Twelve electric vehicle charging points are to be installed across the Canterbury district.
Swedish green energy firm Vattenfall, which operates the Kentish Flats wind farms off the Whitstable and Herne Bay coast, will carry out the work after agreeing a deal with the city council.
The power for the electric vehicle (EV) charging points will come directly from its wind farms.
Canterbury City Council leader Simon Cook said: “The installation of these first EV charging points is an important first step in the journey to provide the infrastructure that will deliver cleaner air for the district.
“They were one of a raft of measures contained in the Air Quality Action Plan approved by councillors at the end of last year.
“The plan signalled our determination that the council should do everything it can to improve air quality in those areas under its direct control while working with others to encourage them to do the same.

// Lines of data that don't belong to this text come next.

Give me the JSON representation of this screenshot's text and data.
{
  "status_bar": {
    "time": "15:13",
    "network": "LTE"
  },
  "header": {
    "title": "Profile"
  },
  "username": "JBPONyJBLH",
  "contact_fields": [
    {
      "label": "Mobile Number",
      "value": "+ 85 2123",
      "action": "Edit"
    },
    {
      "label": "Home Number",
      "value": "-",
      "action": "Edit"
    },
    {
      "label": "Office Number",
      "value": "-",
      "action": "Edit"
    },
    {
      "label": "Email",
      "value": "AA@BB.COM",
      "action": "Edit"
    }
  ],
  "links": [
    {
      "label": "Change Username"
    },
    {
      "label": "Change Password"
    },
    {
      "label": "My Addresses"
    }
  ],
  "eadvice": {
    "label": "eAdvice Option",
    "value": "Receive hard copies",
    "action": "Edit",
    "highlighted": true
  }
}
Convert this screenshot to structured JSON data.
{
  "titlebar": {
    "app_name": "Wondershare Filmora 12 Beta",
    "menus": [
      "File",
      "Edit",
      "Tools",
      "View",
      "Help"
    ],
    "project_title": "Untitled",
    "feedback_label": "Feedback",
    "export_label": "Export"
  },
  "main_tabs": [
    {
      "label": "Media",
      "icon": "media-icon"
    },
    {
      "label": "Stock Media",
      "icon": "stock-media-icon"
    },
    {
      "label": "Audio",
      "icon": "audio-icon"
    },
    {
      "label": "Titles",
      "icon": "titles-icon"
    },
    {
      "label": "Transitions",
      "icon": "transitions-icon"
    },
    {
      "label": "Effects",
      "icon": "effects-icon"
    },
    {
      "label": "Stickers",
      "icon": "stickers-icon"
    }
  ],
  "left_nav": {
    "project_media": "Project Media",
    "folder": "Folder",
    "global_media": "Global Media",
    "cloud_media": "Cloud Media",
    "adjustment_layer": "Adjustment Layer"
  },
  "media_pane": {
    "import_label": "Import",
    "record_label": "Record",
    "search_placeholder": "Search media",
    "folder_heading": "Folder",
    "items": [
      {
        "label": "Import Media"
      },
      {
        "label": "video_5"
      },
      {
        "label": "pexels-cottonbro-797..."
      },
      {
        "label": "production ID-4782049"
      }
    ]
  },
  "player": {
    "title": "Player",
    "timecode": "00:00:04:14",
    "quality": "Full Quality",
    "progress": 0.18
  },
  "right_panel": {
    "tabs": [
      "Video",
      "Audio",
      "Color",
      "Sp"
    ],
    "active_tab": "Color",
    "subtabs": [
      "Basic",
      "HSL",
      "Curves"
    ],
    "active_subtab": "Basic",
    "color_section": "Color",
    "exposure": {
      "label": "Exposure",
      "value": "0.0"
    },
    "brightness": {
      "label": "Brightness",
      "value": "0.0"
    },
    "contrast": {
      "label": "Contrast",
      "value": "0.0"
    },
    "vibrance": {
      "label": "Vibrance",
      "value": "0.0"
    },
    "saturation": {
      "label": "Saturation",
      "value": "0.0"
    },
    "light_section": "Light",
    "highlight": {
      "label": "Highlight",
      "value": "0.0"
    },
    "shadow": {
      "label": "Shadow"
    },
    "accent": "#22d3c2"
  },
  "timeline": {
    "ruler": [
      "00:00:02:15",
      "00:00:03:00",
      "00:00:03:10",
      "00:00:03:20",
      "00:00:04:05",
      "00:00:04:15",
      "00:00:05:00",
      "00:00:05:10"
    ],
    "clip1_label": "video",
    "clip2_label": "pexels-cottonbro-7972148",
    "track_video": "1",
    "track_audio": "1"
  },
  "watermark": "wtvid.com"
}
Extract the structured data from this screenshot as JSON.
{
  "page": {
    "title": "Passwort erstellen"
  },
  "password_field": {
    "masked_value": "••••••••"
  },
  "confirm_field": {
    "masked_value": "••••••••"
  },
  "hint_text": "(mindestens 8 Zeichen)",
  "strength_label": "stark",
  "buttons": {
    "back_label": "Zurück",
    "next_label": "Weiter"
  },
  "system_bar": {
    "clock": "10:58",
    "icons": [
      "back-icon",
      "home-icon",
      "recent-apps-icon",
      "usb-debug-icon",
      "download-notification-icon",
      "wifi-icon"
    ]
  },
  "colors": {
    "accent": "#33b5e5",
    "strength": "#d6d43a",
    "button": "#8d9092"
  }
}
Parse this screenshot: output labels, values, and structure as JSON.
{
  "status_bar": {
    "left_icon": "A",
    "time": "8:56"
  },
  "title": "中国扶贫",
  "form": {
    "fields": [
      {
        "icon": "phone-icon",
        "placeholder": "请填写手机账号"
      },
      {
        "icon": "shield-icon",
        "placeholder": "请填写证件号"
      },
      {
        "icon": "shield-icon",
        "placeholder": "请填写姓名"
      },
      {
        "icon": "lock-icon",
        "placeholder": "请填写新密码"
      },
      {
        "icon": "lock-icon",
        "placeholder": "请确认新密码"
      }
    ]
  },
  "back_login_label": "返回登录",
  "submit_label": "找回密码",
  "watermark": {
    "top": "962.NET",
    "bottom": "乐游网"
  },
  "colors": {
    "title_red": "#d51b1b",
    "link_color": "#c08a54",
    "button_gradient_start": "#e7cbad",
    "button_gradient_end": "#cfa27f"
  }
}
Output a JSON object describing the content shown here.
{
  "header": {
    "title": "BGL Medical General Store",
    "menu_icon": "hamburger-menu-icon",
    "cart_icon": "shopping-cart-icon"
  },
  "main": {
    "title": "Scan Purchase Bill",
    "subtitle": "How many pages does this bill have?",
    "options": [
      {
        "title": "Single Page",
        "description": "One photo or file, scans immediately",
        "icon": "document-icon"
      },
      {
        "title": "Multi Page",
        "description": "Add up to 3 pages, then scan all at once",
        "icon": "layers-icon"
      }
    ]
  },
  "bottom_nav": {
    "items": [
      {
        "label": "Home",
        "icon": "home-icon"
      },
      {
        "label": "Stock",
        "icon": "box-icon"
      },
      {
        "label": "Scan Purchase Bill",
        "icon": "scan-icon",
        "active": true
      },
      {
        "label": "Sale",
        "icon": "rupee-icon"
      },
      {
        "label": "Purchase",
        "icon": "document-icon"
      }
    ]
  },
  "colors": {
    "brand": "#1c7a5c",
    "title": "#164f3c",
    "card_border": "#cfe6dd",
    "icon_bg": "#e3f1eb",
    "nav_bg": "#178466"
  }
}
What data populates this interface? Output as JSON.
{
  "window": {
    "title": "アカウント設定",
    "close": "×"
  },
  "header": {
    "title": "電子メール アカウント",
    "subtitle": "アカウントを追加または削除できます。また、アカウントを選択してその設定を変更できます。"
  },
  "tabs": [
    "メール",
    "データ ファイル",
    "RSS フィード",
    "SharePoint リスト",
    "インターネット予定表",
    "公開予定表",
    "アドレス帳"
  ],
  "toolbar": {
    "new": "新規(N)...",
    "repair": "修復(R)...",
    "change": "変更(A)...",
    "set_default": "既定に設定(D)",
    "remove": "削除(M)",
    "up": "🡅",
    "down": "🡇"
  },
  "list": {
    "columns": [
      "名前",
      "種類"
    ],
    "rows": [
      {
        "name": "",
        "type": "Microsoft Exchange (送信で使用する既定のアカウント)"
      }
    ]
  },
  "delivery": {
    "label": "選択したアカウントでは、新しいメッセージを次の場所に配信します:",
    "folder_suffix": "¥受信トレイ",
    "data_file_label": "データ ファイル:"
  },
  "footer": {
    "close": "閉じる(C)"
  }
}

“Our partnership with Vattenfall means motorists driving cleaner and greener electric cars will find life that little bit easier while being powered by renewable energy.”
Vattenfall will begin installing its InCharge technology in a number of city centre car parks this month.
Anthony Hinde, Vattenfall’s Managing Director for InCharge in the UK, said: “It’s great to forge this partnership with Canterbury City Council especially as the power supplied to the sockets will be ‘sourced’ from Vattenfall’s British wind farms including those off the Kent coast.
“This is an important step in helping people live free from fossil fuels.”
One electric vehicle charging point capable of charging two cars each will be installed in Pound Lane, St Radigunds and Watling Street car parks in Canterbury. They have been paid for by a £19,000 grant from the government’s Office for Low Emission Vehicles (OLEV).
Single charging point capable of charging two cars in reserved bays will be installed at:
These charging points will be paid for by a £53,214 grant from OLEV and a contribution from Vattenfall/BMM.